- **Aim of the exercise**:
All lines after the one containing "Enumerate this screenshot's", together with that line itself, should be written out exactly, down to the last line of the entries below.

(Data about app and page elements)
──────────

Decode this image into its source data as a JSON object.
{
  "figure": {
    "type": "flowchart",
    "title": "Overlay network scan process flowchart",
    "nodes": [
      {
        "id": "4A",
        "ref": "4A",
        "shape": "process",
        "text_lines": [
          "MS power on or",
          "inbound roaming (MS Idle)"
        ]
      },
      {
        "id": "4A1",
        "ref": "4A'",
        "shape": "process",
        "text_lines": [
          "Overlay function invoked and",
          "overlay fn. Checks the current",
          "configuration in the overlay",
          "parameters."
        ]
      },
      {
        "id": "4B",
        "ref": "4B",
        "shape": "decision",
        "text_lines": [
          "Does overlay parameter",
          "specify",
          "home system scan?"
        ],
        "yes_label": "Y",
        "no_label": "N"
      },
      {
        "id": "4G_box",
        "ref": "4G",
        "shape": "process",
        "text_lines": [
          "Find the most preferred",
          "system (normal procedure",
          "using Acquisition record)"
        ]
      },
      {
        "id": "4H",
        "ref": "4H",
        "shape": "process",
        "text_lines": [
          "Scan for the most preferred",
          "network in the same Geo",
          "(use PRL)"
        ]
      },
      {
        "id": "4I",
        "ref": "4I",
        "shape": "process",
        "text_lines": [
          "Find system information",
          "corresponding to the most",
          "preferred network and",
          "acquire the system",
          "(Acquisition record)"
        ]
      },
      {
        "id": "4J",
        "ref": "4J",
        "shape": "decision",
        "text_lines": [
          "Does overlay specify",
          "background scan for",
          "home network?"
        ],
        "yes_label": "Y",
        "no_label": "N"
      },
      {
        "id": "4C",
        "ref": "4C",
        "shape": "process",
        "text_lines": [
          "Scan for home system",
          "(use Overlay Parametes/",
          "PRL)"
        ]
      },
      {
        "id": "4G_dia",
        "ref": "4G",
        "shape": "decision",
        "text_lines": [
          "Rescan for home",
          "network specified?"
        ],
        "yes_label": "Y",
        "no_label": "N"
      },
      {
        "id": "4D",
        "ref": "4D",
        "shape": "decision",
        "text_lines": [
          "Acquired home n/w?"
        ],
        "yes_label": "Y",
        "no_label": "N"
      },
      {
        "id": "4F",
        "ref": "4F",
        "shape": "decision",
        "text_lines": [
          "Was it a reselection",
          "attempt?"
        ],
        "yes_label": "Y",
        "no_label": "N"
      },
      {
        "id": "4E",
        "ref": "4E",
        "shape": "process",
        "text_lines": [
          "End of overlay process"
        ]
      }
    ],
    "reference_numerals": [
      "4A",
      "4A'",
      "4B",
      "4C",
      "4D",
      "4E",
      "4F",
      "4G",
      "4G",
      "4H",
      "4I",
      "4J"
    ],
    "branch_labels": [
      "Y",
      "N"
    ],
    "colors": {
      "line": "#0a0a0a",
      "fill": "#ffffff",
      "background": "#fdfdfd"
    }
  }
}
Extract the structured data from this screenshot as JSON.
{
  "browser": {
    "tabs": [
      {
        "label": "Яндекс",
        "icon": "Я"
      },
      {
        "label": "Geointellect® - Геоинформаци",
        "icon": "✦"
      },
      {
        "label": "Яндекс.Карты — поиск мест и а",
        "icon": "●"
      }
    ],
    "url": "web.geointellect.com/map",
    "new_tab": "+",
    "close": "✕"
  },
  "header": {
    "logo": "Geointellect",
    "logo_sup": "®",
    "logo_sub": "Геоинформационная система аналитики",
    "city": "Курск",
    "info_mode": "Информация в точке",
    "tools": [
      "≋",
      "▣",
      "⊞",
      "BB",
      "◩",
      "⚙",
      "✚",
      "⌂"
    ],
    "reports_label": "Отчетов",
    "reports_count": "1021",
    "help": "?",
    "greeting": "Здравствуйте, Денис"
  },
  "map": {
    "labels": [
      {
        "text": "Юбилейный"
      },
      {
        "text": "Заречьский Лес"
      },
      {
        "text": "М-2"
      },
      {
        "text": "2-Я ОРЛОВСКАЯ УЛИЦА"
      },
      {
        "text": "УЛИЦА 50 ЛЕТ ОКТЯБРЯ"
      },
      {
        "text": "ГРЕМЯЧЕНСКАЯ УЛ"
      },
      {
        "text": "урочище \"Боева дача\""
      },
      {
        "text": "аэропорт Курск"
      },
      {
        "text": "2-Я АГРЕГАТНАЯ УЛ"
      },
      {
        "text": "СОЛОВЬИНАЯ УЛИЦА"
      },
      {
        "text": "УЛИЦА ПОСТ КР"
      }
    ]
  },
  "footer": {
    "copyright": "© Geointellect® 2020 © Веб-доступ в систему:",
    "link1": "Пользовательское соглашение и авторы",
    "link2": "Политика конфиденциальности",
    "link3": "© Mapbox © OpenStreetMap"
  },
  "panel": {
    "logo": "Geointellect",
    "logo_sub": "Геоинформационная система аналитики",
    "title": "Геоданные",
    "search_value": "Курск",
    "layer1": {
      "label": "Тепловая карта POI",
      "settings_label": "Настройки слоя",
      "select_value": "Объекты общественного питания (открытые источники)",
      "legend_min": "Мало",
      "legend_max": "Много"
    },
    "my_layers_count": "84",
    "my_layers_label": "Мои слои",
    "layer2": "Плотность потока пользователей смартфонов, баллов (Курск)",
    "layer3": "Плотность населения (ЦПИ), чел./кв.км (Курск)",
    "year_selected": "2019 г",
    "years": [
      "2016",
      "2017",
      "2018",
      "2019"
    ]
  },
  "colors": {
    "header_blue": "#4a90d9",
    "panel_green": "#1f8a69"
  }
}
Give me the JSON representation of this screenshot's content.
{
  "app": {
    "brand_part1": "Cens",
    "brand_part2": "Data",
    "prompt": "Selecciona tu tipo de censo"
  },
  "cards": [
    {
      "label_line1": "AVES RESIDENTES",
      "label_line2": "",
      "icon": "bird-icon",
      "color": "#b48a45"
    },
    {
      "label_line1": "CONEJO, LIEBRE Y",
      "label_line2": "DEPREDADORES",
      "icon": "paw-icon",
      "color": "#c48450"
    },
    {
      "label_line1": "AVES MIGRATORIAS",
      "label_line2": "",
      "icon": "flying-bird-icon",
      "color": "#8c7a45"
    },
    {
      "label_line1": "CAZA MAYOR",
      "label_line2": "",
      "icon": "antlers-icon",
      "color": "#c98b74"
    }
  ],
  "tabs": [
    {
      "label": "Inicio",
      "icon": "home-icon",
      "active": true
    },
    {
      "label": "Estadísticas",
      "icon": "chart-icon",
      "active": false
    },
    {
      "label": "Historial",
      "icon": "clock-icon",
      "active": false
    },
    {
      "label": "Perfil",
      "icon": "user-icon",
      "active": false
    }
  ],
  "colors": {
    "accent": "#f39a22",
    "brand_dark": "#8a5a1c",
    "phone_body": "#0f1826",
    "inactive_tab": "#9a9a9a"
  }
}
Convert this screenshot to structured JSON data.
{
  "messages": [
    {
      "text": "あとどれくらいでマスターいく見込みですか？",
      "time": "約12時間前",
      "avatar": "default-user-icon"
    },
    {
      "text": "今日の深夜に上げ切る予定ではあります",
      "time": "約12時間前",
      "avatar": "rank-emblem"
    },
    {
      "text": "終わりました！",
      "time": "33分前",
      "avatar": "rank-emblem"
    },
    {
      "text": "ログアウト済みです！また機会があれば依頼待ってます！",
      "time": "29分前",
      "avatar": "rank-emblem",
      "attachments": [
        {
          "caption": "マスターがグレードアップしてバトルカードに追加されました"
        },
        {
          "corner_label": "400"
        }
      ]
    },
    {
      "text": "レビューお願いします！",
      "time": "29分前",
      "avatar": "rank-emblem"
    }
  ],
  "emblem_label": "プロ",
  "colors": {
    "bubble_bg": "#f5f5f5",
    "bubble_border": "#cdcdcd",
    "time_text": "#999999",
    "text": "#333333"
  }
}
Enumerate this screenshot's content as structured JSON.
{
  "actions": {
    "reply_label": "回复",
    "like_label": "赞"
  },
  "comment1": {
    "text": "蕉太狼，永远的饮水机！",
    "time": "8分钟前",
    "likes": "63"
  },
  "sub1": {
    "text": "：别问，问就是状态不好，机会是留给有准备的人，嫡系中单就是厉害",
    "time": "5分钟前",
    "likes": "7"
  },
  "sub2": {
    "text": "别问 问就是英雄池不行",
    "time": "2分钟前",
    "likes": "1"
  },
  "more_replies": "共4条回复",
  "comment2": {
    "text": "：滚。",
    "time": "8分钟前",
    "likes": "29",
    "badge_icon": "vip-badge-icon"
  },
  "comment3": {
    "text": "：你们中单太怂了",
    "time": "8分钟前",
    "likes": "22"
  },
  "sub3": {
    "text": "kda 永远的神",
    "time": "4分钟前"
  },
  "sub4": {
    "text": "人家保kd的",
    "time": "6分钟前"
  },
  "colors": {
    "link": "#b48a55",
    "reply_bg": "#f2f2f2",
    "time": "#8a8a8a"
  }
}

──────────

- **Task result**:
Enumerate this screenshot's content as structured JSON.
{
  "actions": {
    "reply_label": "回复",
    "like_label": "赞"
  },
  "comment1": {
    "text": "蕉太狼，永远的饮水机！",
    "time": "8分钟前",
    "likes": "63"
  },
  "sub1": {
    "text": "：别问，问就是状态不好，机会是留给有准备的人，嫡系中单就是厉害",
    "time": "5分钟前",
    "likes": "7"
  },
  "sub2": {
    "text": "别问 问就是英雄池不行",
    "time": "2分钟前",
    "likes": "1"
  },
  "more_replies": "共4条回复",
  "comment2": {
    "text": "：滚。",
    "time": "8分钟前",
    "likes": "29",
    "badge_icon": "vip-badge-icon"
  },
  "comment3": {
    "text": "：你们中单太怂了",
    "time": "8分钟前",
    "likes": "22"
  },
  "sub3": {
    "text": "kda 永远的神",
    "time": "4分钟前"
  },
  "sub4": {
    "text": "人家保kd的",
    "time": "6分钟前"
  },
  "colors": {
    "link": "#b48a55",
    "reply_bg": "#f2f2f2",
    "time": "#8a8a8a"
  }
}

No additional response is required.